Ballet Shoes - History of Ballerina Shoe

Ballet shoes are thin and light shoes, sometimes called ballet slippers. The Ballet shoe has thin soles, so it has maximum flexibility. They are secured with elastic and are closely fitted to the foot, so they have complete safety. Ballet slippers can have one band across the arch of the foot or two criss-cross bands at the top of the foot's arch.

Ballet slippers are made from satin, canvas, or soft leather. Satin ballet shoes wear out quickly and are used for formal performances. Canvas ballet shoes also wear out quickly, but they are less expensive. Leather ballet shoes last a long time.

During practice, ballet dancers wear knitted legwarmers to keep the muscles warm.

Ballet Shoes

During the performance, most of the time, professional ballerinas wear ballet slippers and then change into pointe shoes for the central performance. Most of the ballet dancers wear ballet slippers.

Ballet slippers can be tan colored, like skin, to give a barefoot look. Woman’s ballet shoes are pink colored. Men’s ballet shoes are black or white colored.

Ballet dancers have different feet shapes, toe lengths, and foot arch flexibility, so manufacturers must make other models of ballet shoes or custom ballet shoes.

Foot position and hip rotation were meant to show off the ballet shoes.

At first, before French Revolution, ballet dance was performed in shoes with heels called heeled court shoes. These were delicate and expensive shoes made from quality silk with soft leather soles. Marie Camargo, a member of Paris Opera Ballet, was the first ballerina to wear ballet shoes without the hell. She shortened her ballet skirt to allow a better look at the footwork.

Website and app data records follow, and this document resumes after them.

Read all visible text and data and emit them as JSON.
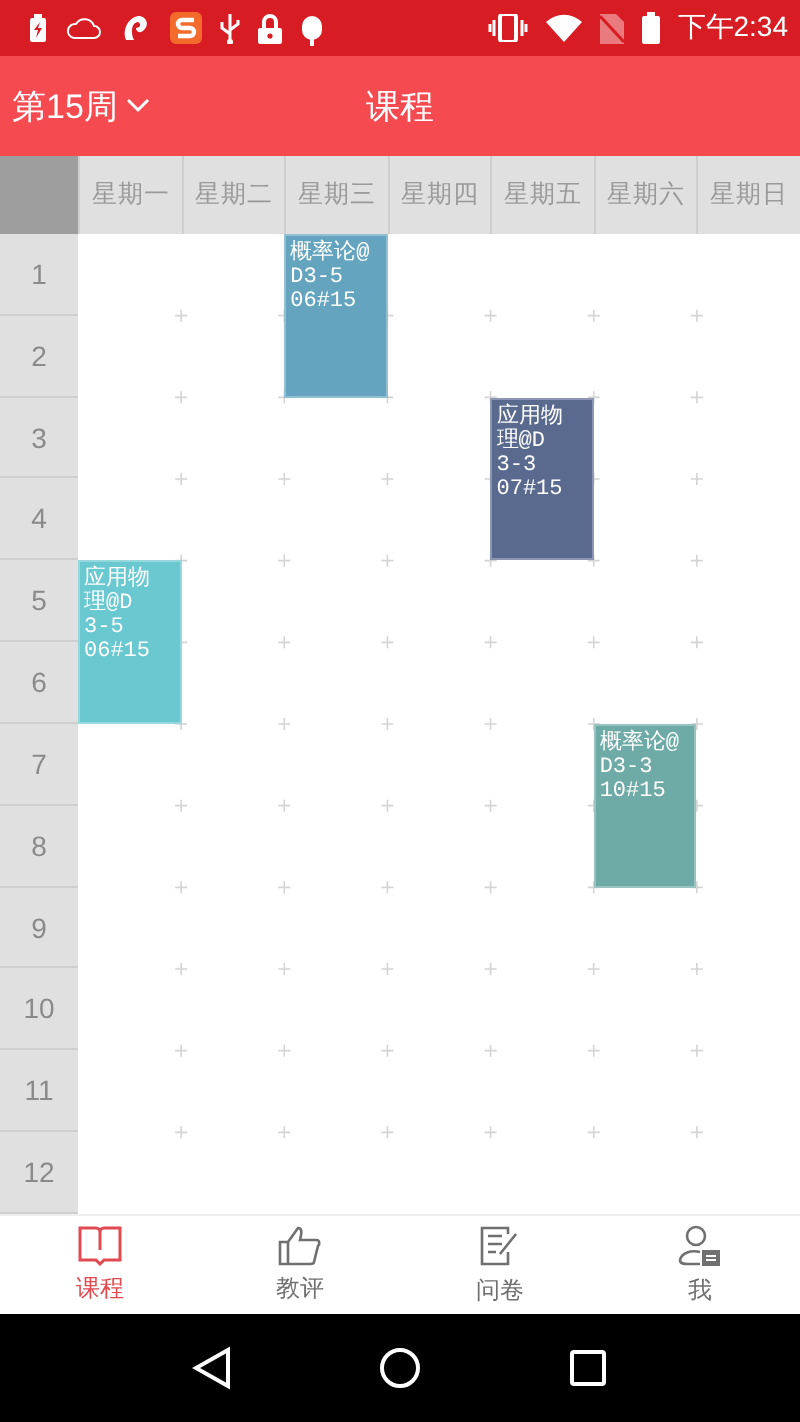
{
  "status_bar": {
    "time": "下午2:34"
  },
  "header": {
    "week": "第15周",
    "title": "课程"
  },
  "periods": [
    "1",
    "2",
    "3",
    "4",
    "5",
    "6",
    "7",
    "8",
    "9",
    "10",
    "11",
    "12"
  ],
  "days": [
    {
      "label": "星期一",
      "slots": [
        {
          "kind": "empty"
        },
        {
          "kind": "empty"
        },
        {
          "kind": "course",
          "text": "应用物理@D\n3-5\n06#15",
          "color": "#6ac8d0"
        },
        {
          "kind": "empty"
        },
        {
          "kind": "empty"
        },
        {
          "kind": "empty"
        }
      ]
    },
    {
      "label": "星期二",
      "slots": [
        {
          "kind": "empty"
        },
        {
          "kind": "empty"
        },
        {
          "kind": "empty"
        },
        {
          "kind": "empty"
        },
        {
          "kind": "empty"
        },
        {
          "kind": "empty"
        }
      ]
    },
    {
      "label": "星期三",
      "slots": [
        {
          "kind": "course",
          "text": "概率论@D3-5\n06#15",
          "color": "#64a4bf"
        },
        {
          "kind": "empty"
        },
        {
          "kind": "empty"
        },
        {
          "kind": "empty"
        },
        {
          "kind": "empty"
        },
        {
          "kind": "empty"
        }
      ]
    },
    {
      "label": "星期四",
      "slots": [
        {
          "kind": "empty"
        },
        {
          "kind": "empty"
        },
        {
          "kind": "empty"
        },
        {
          "kind": "empty"
        },
        {
          "kind": "empty"
        },
        {
          "kind": "empty"
        }
      ]
    },
    {
      "label": "星期五",
      "slots": [
        {
          "kind": "empty"
        },
        {
          "kind": "course",
          "text": "应用物理@D\n3-3\n07#15",
          "color": "#5a6a8e"
        },
        {
          "kind": "empty"
        },
        {
          "kind": "empty"
        },
        {
          "kind": "empty"
        },
        {
          "kind": "empty"
        }
      ]
    },
    {
      "label": "星期六",
      "slots": [
        {
          "kind": "empty"
        },
        {
          "kind": "empty"
        },
        {
          "kind": "empty"
        },
        {
          "kind": "course",
          "text": "概率论@D3-3\n10#15",
          "color": "#6eaaa6"
        },
        {
          "kind": "empty"
        },
        {
          "kind": "empty"
        }
      ]
    },
    {
      "label": "星期日",
      "slots": [
        {
          "kind": "empty"
        },
        {
          "kind": "empty"
        },
        {
          "kind": "empty"
        },
        {
          "kind": "empty"
        },
        {
          "kind": "empty"
        },
        {
          "kind": "empty"
        }
      ]
    }
  ],
  "tabs": [
    {
      "label": "课程",
      "kind": "book",
      "selected": true
    },
    {
      "label": "教评",
      "kind": "thumb",
      "selected": false
    },
    {
      "label": "问卷",
      "kind": "form",
      "selected": false
    },
    {
      "label": "我",
      "kind": "user",
      "selected": false
    }
  ]
}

Marie Taglioni had barefoot style and wore soft satin slippers with leather soles.

Charles Didelot created the predecessor of classical pointe shoes. He discarded dance shoes with heels that enabled ballet dancers to leap. They were flat-bottomed, had ribbons to secure the shoe to the feet, and had material under the toes to allow ballet dancers to stand on their toes. But ballet shoes were still without support and structure for feet. They were just satin slippers with leather soles, so ballet dancers had to count just on their strength.

August Bournonville, the Danish choreographer, emphasized male ballet slippers called Bournonville slippers. They were black with a white V-shaped vamp in the front for the impression of the pointed and long foot.

Russian ballerina Ana Pavlova gave extra support to her feet. She had problems with injuries, so she inserted toughened leather soles into shoes and hardened and flattened the toes area, forming a ballet shoe box. These shoes became the predecessor for today's pointe shoes. They gave curved feet, and pointe work became less painful.

Dori shoes combine toe box, heel, and flexible sole allowing steps from classical ballet and other dance styles. They were created by Las Vegas dancer and choreographer Dorimar Bonilla.

The most known dance shoe is the pointe shoe. They are used when ballet dancer performs pointe work. Female ballet dancers usually wear them. En pointe dance is when ballet dancers dance on the tips of their toes. These shoes developed as a need for ballet dancers to dance en pointe for an extended time and as the wish that ballet dancer appears weightless, lightfooted, and graceful while jumping and looks lightweight like defying gravity. Ballet dancers must break into the new ballet pointe shoes to avoid discomfort. The most available color for pointe shoes is light pink.

Elements of ballet pointe shoes are a box, two ribbons, an elastic band, shank, sole, fabric cover, and accessories.

Ballet dancer sometimes wears different pointe shoe models for different performance. Aggressive style requires more stiff pointe shoes, while lyrical style requires softer pointe shoes.

They are made using the turn shoe method where shoes are made inside-out on a last and, before finishing, turned right-side-out. Lasts can be made to replicate a ballerina’s feet.

Pointe shoes will last through ten to twenty hours of wear. Professional ballet dancers will wear it out in one performance. The lifetime of pointe shoes includes many factors like fit, breaking-in, technique, usage, foot strength, weight, and performance surface.

Demi-pointe shoes are very similar to pointe shoes, but they lack complex structure and have no shank, so they are softer. Beginners to pointe technique use them to strengthen feet and ankles.

Ballet Shoes